NEW YORK — The majority of New Yorkers found smoking marijuana in public will soon receive a summons instead of being arrested, Mayor Bill de Blasio said Tuesday.
Police will shift their enforcement of marijuana laws by Sept. 1. It will help reduce marijuana arrests by about 10,000 per year.
“Nobody’s destiny should hinge on a minor non-violent offense,” de Blasio said. “Neighborhood policing has helped to bring officers and community together, but we still have more work to do to right the wrongs in the criminal justice system. This new policy will help reduce unnecessary arrests, while making our city fairer and safer."
While most people caught smoking marijuana in public will receive a criminal summons, officers will still arrest those with prior arrests for violent crimes, parolees, driver and some others under the new policy.
Those individuals who are given summonses will have to go to court and pay a $100 fine.
The city's announcement comes one month after the NYPD formed a working group to review the department’s marijuana enforcement across demographics.
Data shows marijuana arrests disproportionately impact communities of color. Last year, 86 percent of those arrested for low-level marijuana possession were black and Hispanic.
“We know that it is not productive to arrest people who have no prior criminal history,” Police Commissioner James O’Neill said. “In fact, it hampers our efforts to build trust and strengthen relationships with the people we serve, and it does nothing to further the NYPD’s mission of ridding our streets of those responsible for violence and disorder. Issuing summonses for marijuana offenses that do not directly affect public safety will allow our officers to do their jobs effectively and safely, and in a way that always promotes public safety and quality of life for all New Yorkers.”
Manhattan's district attorney had already announced that his office will stop prosecuting most low-level marijuana cases on Aug. 1.

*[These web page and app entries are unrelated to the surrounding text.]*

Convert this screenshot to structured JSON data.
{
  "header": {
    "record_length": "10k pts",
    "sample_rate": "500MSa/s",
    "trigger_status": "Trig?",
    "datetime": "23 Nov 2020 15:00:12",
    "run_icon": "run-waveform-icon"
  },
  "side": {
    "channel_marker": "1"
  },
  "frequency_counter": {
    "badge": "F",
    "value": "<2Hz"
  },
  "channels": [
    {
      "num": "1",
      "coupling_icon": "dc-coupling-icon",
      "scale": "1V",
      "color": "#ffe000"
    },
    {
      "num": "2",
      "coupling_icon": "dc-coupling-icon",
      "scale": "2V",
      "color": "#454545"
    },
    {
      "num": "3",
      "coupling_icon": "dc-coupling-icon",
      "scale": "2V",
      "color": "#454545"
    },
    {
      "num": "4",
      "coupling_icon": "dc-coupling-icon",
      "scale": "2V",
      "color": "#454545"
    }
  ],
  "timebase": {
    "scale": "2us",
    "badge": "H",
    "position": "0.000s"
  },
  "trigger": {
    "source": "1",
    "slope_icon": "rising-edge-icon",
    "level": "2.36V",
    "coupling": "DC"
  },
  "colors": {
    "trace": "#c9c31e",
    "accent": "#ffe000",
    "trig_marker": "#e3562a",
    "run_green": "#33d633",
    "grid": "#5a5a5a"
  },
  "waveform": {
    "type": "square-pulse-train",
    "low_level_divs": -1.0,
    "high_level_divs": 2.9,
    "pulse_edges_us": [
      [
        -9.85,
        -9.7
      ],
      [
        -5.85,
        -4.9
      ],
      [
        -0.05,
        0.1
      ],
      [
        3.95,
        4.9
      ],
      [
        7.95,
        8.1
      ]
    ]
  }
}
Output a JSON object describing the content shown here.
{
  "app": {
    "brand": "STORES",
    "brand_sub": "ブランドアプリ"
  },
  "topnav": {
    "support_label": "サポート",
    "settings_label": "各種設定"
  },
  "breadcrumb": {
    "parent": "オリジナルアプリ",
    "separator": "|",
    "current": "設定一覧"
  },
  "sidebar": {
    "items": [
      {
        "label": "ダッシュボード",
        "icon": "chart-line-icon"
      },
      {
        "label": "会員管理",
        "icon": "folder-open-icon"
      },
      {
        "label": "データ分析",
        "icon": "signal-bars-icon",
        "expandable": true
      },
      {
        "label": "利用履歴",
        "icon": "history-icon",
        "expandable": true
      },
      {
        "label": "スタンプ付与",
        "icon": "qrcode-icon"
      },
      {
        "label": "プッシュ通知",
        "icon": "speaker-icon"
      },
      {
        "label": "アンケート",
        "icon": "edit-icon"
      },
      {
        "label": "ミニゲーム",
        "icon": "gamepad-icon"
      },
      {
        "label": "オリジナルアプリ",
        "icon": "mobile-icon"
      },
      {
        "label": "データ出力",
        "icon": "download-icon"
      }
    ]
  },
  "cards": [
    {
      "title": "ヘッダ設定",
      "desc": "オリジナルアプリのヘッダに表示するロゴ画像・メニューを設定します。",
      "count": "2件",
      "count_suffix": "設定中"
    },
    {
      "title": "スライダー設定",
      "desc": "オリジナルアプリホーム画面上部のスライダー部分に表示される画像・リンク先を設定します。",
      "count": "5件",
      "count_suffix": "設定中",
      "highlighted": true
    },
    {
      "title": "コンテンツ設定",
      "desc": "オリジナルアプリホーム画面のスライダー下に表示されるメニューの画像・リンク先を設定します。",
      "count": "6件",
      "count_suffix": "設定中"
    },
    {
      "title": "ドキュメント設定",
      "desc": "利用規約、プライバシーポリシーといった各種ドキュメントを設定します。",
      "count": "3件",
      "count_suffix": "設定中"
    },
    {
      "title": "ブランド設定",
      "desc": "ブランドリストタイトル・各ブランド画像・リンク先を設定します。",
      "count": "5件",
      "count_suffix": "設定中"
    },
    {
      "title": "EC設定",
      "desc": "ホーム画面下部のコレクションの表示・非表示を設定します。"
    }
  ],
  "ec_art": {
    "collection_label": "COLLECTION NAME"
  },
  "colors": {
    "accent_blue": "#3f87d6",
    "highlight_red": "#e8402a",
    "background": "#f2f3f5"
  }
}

The state's top health official said Monday that a report on marijuana will recommend legalization. Lawmakers are scheduled to adjourn for the year this week, suggesting it'll be 2019 at the earliest before the issue is considered.